All this may be true; it passes, that is, for true today, among men. But, I must remind you again, we decided with Pascal to carry our differences before another court. We are no longer judged by reason with its "permitted", "forbidden", "shameful", and all its other laws and principles. We have put ourselves in the dock, and the laws and principles with us. We have admitted the dead to equal right with the living; judgment no longer belongs to man. It may be that we shall not hear the verdict: Pascal has told us that there will be neither certainty nor security; perhaps there will be no justice either. All these earthly treasures must go. That which will be revealed to you there will "make you believe and will stupefy you." ("Cela vous fera croire et vous abêtira.")

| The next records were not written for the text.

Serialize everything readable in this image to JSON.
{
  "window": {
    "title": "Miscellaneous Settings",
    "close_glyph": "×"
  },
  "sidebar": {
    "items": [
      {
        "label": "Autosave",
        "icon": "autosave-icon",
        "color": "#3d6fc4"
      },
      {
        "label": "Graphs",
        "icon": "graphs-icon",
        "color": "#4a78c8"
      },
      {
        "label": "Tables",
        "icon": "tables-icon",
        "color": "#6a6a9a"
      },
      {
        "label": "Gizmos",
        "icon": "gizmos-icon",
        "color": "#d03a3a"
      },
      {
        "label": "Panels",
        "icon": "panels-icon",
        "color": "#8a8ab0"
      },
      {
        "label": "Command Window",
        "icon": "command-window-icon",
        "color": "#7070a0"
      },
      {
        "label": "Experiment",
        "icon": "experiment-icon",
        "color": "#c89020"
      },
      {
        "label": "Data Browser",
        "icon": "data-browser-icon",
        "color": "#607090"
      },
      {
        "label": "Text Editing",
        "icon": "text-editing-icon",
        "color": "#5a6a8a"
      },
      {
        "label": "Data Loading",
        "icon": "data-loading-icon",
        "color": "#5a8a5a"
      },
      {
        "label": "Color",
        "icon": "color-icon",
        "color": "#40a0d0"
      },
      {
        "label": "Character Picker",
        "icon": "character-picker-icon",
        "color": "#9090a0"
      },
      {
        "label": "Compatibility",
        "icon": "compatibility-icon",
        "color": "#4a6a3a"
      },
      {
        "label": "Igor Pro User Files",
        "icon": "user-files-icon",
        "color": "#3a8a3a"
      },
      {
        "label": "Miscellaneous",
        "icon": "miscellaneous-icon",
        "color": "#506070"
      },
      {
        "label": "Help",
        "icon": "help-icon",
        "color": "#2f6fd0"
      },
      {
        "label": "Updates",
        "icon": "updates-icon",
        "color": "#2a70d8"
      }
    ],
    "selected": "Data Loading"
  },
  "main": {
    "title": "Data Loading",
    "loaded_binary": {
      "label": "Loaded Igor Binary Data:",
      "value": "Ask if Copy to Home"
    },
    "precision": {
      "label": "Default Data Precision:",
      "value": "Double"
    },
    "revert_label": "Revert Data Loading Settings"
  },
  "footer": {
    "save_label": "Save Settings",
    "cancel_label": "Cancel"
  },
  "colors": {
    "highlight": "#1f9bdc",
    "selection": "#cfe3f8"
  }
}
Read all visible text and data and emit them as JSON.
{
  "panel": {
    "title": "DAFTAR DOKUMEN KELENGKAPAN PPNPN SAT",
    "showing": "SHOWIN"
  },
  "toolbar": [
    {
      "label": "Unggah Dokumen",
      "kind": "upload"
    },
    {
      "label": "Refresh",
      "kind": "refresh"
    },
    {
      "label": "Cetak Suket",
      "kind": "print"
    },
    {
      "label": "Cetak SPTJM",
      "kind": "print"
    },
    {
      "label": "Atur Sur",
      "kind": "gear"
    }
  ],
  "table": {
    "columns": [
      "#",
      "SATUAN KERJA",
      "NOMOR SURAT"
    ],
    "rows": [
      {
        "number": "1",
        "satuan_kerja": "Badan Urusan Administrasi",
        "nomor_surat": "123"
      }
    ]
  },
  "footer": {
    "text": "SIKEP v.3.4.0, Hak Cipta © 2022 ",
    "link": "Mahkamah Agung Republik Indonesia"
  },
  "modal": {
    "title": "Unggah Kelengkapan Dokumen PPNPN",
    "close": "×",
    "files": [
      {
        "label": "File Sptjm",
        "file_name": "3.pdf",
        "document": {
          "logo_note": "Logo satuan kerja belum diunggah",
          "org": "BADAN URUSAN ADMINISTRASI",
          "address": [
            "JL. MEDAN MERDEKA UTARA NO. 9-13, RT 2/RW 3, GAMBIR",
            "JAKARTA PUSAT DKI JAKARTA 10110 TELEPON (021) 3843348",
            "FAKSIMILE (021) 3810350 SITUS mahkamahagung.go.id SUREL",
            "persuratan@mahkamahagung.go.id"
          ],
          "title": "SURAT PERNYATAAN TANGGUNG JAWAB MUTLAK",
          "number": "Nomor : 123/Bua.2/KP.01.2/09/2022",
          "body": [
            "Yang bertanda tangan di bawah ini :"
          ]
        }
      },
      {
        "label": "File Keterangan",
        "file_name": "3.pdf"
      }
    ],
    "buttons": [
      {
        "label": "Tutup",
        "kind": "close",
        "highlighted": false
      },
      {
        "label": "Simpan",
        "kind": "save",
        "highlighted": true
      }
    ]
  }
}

Will you still follow Pascal, or is your patience exhausted and do you prefer to pass on to other masters who will be more comprehensible and less exacting? Expect no mercy or indulgence from Pascal. He is infinitely cruel to himself, and infinitely cruel to others. If you want to go searching in his company, he will take you with him, but he tells you beforehand that your search will bring you no joy. "Je n'approuve que ceux qui cherchent en gémissant." ("I approve those only who seek with lamentation.") His truths, or what he calls his truths, are hard, painful, remorseless. He brings with him no relief, no consolation. He kills every kind of consolation. Directly man pauses to rest and collect himself, Pascal is there with his disquiet: you must not pause, you must not rest, you must march on, march without ceasing; you are tired, you are worn out; that is just as it should be; you must be tired; you must be utterly exhausted. "Il est bon d'être lassé et fatigué par l'inutile recherche du vrai bien, afin de tendre les bras au libérateur." ("It is good to be tired and exhausted by the fruitless search for true good, that you may stretch out your arms to the liberator.") God Himself exacts it, according to Pascal. "La plus cruelle guerre que Dieu puisse faire aux hommes en cette vie est de les laisser sans cette guerre qu'il est venu apporter." ("The most cruel war that God can wage with man on this earth, is to leave him without that war which He came to bring.") "'Je suis venu apporter la guerre,' dit-il, 'et pour instruire de cette guerre; je suis venu apporter le fer et le feu.' Avant lui le monde vivait dans cette fausse paix." ("'I came to bring war', He said, 'and to teach that war; I came to bring fire and sword.' Before Him the world was living in a false peace.")
This is Pascal's teaching, or rather this is how he translates what he heard at the tribunal of God. He discards all that is dear to man. Men love security - he accepts instability; men love solid earth - he chooses the abyss; men appreciate inward peace before all things - and he exalts wars and struggles; men long for rest - he promises weariness, weariness without end; men pursue clear, distinct truths - and he shuffles all the cards, confuses everything, and changes earthly life into horrible chaos. What does he want? He has already told us. No one must sleep.